GOAL OF THE EXERCISE
What is needed is an exact copy of all the lines below.

INFORMATION
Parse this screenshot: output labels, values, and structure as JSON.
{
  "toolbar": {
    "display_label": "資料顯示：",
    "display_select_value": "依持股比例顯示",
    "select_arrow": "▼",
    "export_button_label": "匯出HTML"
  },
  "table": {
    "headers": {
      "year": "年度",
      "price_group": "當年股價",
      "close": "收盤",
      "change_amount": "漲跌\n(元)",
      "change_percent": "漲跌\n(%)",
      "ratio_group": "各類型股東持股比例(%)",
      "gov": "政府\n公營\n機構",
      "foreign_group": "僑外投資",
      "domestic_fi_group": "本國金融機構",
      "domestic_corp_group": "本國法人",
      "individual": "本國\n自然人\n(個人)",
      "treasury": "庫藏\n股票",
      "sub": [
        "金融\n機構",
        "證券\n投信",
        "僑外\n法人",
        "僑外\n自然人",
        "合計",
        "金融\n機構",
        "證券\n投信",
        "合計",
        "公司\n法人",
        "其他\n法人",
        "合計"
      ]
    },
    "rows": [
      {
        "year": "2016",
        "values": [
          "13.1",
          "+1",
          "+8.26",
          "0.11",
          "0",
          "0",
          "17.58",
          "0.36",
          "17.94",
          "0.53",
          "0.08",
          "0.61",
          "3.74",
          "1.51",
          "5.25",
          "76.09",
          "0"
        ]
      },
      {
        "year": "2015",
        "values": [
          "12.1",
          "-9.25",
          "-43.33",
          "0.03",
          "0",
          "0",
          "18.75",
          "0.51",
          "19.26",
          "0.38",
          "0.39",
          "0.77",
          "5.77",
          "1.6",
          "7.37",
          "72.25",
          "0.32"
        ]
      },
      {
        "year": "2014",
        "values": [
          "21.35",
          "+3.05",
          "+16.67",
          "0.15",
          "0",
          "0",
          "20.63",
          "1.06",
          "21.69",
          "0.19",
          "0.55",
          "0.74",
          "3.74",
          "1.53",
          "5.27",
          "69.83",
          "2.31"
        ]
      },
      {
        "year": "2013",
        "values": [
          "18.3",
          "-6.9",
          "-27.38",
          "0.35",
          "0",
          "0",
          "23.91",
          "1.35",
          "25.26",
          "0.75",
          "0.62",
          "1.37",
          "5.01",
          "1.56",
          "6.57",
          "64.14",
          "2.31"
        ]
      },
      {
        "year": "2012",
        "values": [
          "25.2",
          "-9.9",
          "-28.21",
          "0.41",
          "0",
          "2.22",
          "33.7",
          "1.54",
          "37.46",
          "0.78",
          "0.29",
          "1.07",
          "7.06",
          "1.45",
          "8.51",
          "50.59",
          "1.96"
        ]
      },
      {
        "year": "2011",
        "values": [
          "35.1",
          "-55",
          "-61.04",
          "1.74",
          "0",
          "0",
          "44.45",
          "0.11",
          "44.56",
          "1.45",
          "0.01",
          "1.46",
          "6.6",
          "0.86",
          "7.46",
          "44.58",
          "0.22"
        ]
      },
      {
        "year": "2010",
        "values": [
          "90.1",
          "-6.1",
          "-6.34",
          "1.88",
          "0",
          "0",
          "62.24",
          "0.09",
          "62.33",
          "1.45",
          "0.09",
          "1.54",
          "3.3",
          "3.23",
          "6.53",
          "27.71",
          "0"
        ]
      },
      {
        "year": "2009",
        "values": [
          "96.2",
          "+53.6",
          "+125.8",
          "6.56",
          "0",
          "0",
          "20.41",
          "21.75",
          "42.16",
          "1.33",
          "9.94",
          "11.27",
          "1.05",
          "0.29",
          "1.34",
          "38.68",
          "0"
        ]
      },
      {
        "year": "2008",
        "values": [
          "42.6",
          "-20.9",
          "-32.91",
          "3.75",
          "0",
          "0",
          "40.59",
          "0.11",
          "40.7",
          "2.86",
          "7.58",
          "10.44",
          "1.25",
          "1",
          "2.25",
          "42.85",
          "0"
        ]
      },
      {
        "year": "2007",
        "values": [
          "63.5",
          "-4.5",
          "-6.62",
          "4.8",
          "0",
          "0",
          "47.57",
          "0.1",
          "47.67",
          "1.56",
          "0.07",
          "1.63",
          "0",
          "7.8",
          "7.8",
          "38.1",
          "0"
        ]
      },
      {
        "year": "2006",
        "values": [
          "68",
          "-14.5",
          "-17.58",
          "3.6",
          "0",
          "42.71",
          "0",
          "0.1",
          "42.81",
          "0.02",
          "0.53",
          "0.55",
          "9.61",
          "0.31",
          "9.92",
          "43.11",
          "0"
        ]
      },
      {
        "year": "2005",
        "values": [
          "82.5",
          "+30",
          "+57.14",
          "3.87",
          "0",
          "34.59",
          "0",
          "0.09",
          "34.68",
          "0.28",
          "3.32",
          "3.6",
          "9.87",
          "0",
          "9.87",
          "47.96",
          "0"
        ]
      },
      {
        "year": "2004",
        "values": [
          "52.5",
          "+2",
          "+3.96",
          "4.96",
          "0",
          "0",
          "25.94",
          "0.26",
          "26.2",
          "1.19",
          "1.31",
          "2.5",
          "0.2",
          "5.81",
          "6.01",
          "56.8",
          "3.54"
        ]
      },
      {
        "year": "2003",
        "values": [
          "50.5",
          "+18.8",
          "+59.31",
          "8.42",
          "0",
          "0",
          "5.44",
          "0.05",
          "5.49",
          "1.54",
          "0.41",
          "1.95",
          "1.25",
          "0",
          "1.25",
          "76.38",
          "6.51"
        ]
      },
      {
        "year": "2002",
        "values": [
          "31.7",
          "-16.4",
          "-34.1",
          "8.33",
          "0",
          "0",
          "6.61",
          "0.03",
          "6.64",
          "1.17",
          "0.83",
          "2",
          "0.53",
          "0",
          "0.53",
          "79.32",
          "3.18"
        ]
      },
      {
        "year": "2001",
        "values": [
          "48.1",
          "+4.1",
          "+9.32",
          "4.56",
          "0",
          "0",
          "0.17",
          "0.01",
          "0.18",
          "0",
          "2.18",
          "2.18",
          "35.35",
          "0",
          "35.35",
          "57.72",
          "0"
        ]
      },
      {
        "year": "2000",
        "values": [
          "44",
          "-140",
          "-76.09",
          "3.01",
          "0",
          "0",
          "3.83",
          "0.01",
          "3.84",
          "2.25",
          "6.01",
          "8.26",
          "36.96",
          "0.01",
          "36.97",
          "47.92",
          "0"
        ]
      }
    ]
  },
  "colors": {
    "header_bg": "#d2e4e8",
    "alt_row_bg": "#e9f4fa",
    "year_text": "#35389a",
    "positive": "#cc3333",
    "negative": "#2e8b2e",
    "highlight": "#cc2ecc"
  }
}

WRITTEN ANSWER
Parse this screenshot: output labels, values, and structure as JSON.
{
  "toolbar": {
    "display_label": "資料顯示：",
    "display_select_value": "依持股比例顯示",
    "select_arrow": "▼",
    "export_button_label": "匯出HTML"
  },
  "table": {
    "headers": {
      "year": "年度",
      "price_group": "當年股價",
      "close": "收盤",
      "change_amount": "漲跌\n(元)",
      "change_percent": "漲跌\n(%)",
      "ratio_group": "各類型股東持股比例(%)",
      "gov": "政府\n公營\n機構",
      "foreign_group": "僑外投資",
      "domestic_fi_group": "本國金融機構",
      "domestic_corp_group": "本國法人",
      "individual": "本國\n自然人\n(個人)",
      "treasury": "庫藏\n股票",
      "sub": [
        "金融\n機構",
        "證券\n投信",
        "僑外\n法人",
        "僑外\n自然人",
        "合計",
        "金融\n機構",
        "證券\n投信",
        "合計",
        "公司\n法人",
        "其他\n法人",
        "合計"
      ]
    },
    "rows": [
      {
        "year": "2016",
        "values": [
          "13.1",
          "+1",
          "+8.26",
          "0.11",
          "0",
          "0",
          "17.58",
          "0.36",
          "17.94",
          "0.53",
          "0.08",
          "0.61",
          "3.74",
          "1.51",
          "5.25",
          "76.09",
          "0"
        ]
      },
      {
        "year": "2015",
        "values": [
          "12.1",
          "-9.25",
          "-43.33",
          "0.03",
          "0",
          "0",
          "18.75",
          "0.51",
          "19.26",
          "0.38",
          "0.39",
          "0.77",
          "5.77",
          "1.6",
          "7.37",
          "72.25",
          "0.32"
        ]
      },
      {
        "year": "2014",
        "values": [
          "21.35",
          "+3.05",
          "+16.67",
          "0.15",
          "0",
          "0",
          "20.63",
          "1.06",
          "21.69",
          "0.19",
          "0.55",
          "0.74",
          "3.74",
          "1.53",
          "5.27",
          "69.83",
          "2.31"
        ]
      },
      {
        "year": "2013",
        "values": [
          "18.3",
          "-6.9",
          "-27.38",
          "0.35",
          "0",
          "0",
          "23.91",
          "1.35",
          "25.26",
          "0.75",
          "0.62",
          "1.37",
          "5.01",
          "1.56",
          "6.57",
          "64.14",
          "2.31"
        ]
      },
      {
        "year": "2012",
        "values": [
          "25.2",
          "-9.9",
          "-28.21",
          "0.41",
          "0",
          "2.22",
          "33.7",
          "1.54",
          "37.46",
          "0.78",
          "0.29",
          "1.07",
          "7.06",
          "1.45",
          "8.51",
          "50.59",
          "1.96"
        ]
      },
      {
        "year": "2011",
        "values": [
          "35.1",
          "-55",
          "-61.04",
          "1.74",
          "0",
          "0",
          "44.45",
          "0.11",
          "44.56",
          "1.45",
          "0.01",
          "1.46",
          "6.6",
          "0.86",
          "7.46",
          "44.58",
          "0.22"
        ]
      },
      {
        "year": "2010",
        "values": [
          "90.1",
          "-6.1",
          "-6.34",
          "1.88",
          "0",
          "0",
          "62.24",
          "0.09",
          "62.33",
          "1.45",
          "0.09",
          "1.54",
          "3.3",
          "3.23",
          "6.53",
          "27.71",
          "0"
        ]
      },
      {
        "year": "2009",
        "values": [
          "96.2",
          "+53.6",
          "+125.8",
          "6.56",
          "0",
          "0",
          "20.41",
          "21.75",
          "42.16",
          "1.33",
          "9.94",
          "11.27",
          "1.05",
          "0.29",
          "1.34",
          "38.68",
          "0"
        ]
      },
      {
        "year": "2008",
        "values": [
          "42.6",
          "-20.9",
          "-32.91",
          "3.75",
          "0",
          "0",
          "40.59",
          "0.11",
          "40.7",
          "2.86",
          "7.58",
          "10.44",
          "1.25",
          "1",
          "2.25",
          "42.85",
          "0"
        ]
      },
      {
        "year": "2007",
        "values": [
          "63.5",
          "-4.5",
          "-6.62",
          "4.8",
          "0",
          "0",
          "47.57",
          "0.1",
          "47.67",
          "1.56",
          "0.07",
          "1.63",
          "0",
          "7.8",
          "7.8",
          "38.1",
          "0"
        ]
      },
      {
        "year": "2006",
        "values": [
          "68",
          "-14.5",
          "-17.58",
          "3.6",
          "0",
          "42.71",
          "0",
          "0.1",
          "42.81",
          "0.02",
          "0.53",
          "0.55",
          "9.61",
          "0.31",
          "9.92",
          "43.11",
          "0"
        ]
      },
      {
        "year": "2005",
        "values": [
          "82.5",
          "+30",
          "+57.14",
          "3.87",
          "0",
          "34.59",
          "0",
          "0.09",
          "34.68",
          "0.28",
          "3.32",
          "3.6",
          "9.87",
          "0",
          "9.87",
          "47.96",
          "0"
        ]
      },
      {
        "year": "2004",
        "values": [
          "52.5",
          "+2",
          "+3.96",
          "4.96",
          "0",
          "0",
          "25.94",
          "0.26",
          "26.2",
          "1.19",
          "1.31",
          "2.5",
          "0.2",
          "5.81",
          "6.01",
          "56.8",
          "3.54"
        ]
      },
      {
        "year": "2003",
        "values": [
          "50.5",
          "+18.8",
          "+59.31",
          "8.42",
          "0",
          "0",
          "5.44",
          "0.05",
          "5.49",
          "1.54",
          "0.41",
          "1.95",
          "1.25",
          "0",
          "1.25",
          "76.38",
          "6.51"
        ]
      },
      {
        "year": "2002",
        "values": [
          "31.7",
          "-16.4",
          "-34.1",
          "8.33",
          "0",
          "0",
          "6.61",
          "0.03",
          "6.64",
          "1.17",
          "0.83",
          "2",
          "0.53",
          "0",
          "0.53",
          "79.32",
          "3.18"
        ]
      },
      {
        "year": "2001",
        "values": [
          "48.1",
          "+4.1",
          "+9.32",
          "4.56",
          "0",
          "0",
          "0.17",
          "0.01",
          "0.18",
          "0",
          "2.18",
          "2.18",
          "35.35",
          "0",
          "35.35",
          "57.72",
          "0"
        ]
      },
      {
        "year": "2000",
        "values": [
          "44",
          "-140",
          "-76.09",
          "3.01",
          "0",
          "0",
          "3.83",
          "0.01",
          "3.84",
          "2.25",
          "6.01",
          "8.26",
          "36.96",
          "0.01",
          "36.97",
          "47.92",
          "0"
        ]
      }
    ]
  },
  "colors": {
    "header_bg": "#d2e4e8",
    "alt_row_bg": "#e9f4fa",
    "year_text": "#35389a",
    "positive": "#cc3333",
    "negative": "#2e8b2e",
    "highlight": "#cc2ecc"
  }
}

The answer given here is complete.